*ASSIGNMENT:*
All that is needed is each line of the entries holding the word "PRUEBAS", copied as it stands.

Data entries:
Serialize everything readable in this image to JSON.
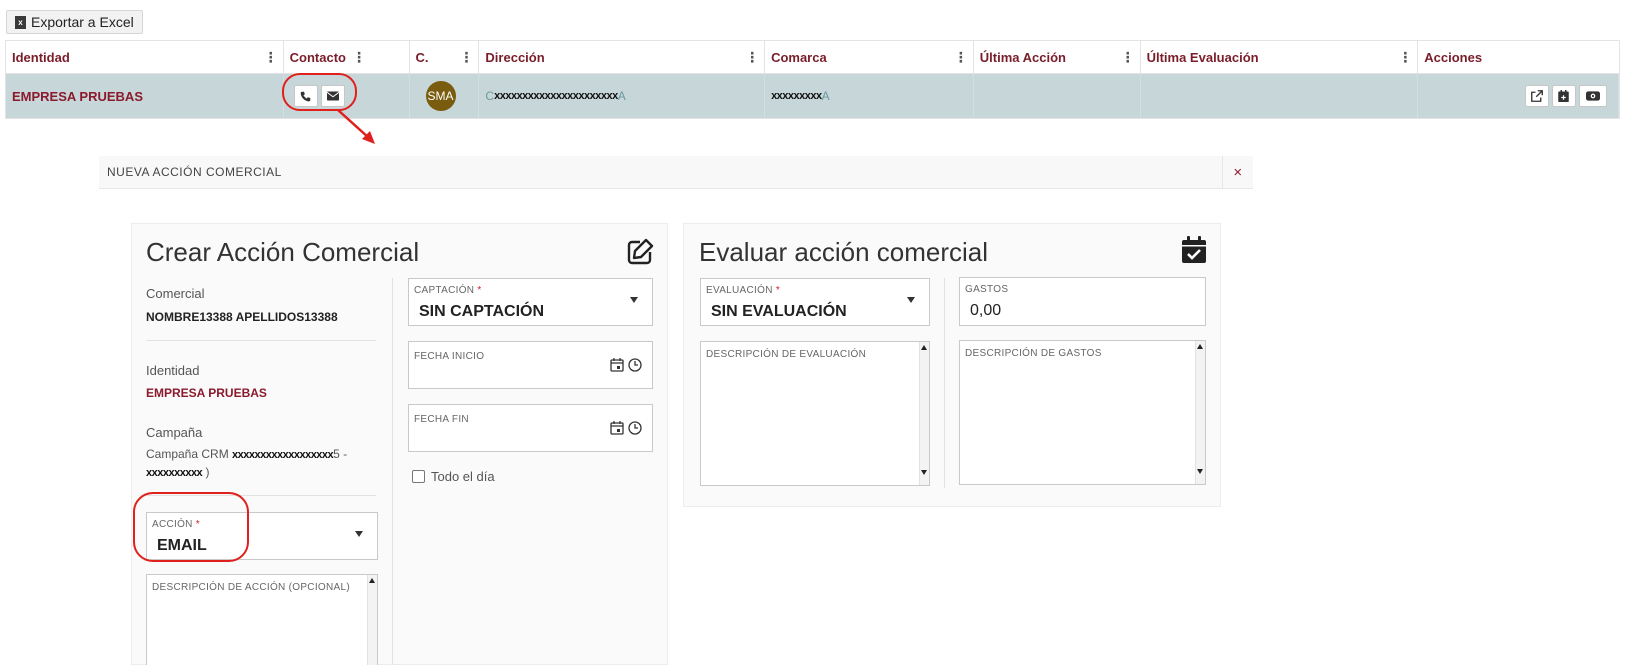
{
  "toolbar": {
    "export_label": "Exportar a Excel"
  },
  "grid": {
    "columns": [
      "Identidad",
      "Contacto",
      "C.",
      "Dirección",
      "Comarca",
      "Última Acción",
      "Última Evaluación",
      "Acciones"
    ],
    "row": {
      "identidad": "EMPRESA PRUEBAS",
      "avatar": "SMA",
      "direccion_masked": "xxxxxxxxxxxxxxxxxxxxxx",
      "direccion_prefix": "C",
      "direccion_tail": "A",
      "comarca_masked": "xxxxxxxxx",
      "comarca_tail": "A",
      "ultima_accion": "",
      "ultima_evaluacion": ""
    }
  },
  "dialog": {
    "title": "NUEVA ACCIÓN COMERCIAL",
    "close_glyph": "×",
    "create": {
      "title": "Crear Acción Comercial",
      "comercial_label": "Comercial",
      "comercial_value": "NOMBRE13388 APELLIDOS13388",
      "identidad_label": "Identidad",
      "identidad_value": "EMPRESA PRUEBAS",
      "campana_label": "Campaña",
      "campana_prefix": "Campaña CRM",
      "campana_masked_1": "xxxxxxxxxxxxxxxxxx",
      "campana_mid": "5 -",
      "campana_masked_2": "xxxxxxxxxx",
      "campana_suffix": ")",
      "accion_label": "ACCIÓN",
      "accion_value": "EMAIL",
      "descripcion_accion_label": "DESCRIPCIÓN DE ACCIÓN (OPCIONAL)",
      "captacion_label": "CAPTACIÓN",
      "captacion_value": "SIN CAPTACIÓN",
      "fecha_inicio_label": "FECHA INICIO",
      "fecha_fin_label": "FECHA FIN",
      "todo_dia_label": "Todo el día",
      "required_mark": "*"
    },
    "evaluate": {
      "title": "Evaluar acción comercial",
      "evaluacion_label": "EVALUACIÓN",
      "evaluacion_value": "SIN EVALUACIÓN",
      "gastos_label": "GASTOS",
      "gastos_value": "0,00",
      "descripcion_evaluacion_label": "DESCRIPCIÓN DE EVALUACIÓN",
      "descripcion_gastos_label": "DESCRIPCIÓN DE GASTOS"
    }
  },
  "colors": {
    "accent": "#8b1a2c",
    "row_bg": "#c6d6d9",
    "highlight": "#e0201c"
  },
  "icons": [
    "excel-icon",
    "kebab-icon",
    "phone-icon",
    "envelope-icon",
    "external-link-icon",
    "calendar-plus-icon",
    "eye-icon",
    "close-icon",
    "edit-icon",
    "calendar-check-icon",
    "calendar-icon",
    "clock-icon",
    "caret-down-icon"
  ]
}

*SOLUTION TO THIS PROBLEM:*
      "identidad": "EMPRESA PRUEBAS",
      "identidad_value": "EMPRESA PRUEBAS",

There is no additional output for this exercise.